Retype, exactly and only, each line from the one containing "Serialize everything readable" to the end of the records below.
· · ·
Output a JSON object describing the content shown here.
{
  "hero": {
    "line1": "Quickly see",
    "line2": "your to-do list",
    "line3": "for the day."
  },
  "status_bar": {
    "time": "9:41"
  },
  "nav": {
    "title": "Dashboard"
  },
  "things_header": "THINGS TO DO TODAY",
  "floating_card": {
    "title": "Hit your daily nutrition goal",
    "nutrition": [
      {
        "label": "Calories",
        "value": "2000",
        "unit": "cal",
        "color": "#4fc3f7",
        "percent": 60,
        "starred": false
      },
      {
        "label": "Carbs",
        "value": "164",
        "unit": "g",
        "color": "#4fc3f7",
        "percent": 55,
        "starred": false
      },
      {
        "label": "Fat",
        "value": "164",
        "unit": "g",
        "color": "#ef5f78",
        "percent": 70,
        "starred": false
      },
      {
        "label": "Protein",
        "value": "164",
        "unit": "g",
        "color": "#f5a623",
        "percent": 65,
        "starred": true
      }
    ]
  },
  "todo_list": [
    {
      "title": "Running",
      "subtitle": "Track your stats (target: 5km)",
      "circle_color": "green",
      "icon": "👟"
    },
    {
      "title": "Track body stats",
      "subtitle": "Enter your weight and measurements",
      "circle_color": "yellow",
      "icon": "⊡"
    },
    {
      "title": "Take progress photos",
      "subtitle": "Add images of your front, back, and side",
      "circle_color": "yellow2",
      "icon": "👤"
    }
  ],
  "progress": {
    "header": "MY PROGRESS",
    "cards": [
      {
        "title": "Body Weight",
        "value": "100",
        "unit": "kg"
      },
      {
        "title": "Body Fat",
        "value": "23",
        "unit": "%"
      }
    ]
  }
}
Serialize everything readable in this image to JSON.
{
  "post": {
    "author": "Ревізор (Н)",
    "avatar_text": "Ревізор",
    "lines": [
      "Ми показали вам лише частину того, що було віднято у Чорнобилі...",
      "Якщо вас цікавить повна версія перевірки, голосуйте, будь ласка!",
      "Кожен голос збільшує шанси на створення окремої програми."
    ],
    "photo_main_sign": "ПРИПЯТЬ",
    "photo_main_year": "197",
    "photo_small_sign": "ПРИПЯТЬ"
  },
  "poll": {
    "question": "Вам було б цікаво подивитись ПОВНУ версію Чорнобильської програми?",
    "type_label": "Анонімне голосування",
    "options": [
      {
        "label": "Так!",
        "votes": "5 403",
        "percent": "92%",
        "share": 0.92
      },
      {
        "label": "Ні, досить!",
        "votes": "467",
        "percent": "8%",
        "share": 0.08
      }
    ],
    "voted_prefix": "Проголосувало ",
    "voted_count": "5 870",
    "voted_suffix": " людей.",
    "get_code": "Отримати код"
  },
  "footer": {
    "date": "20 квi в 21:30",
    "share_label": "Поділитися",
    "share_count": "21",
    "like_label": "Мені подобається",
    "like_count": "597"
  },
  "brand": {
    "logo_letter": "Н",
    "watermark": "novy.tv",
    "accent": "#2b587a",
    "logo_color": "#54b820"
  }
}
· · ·
Task output ▸
Serialize everything readable in this image to JSON.
{
  "post": {
    "author": "Ревізор (Н)",
    "avatar_text": "Ревізор",
    "lines": [
      "Ми показали вам лише частину того, що було віднято у Чорнобилі...",
      "Якщо вас цікавить повна версія перевірки, голосуйте, будь ласка!",
      "Кожен голос збільшує шанси на створення окремої програми."
    ],
    "photo_main_sign": "ПРИПЯТЬ",
    "photo_main_year": "197",
    "photo_small_sign": "ПРИПЯТЬ"
  },
  "poll": {
    "question": "Вам було б цікаво подивитись ПОВНУ версію Чорнобильської програми?",
    "type_label": "Анонімне голосування",
    "options": [
      {
        "label": "Так!",
        "votes": "5 403",
        "percent": "92%",
        "share": 0.92
      },
      {
        "label": "Ні, досить!",
        "votes": "467",
        "percent": "8%",
        "share": 0.08
      }
    ],
    "voted_prefix": "Проголосувало ",
    "voted_count": "5 870",
    "voted_suffix": " людей.",
    "get_code": "Отримати код"
  },
  "footer": {
    "date": "20 квi в 21:30",
    "share_label": "Поділитися",
    "share_count": "21",
    "like_label": "Мені подобається",
    "like_count": "597"
  },
  "brand": {
    "logo_letter": "Н",
    "watermark": "novy.tv",
    "accent": "#2b587a",
    "logo_color": "#54b820"
  }
}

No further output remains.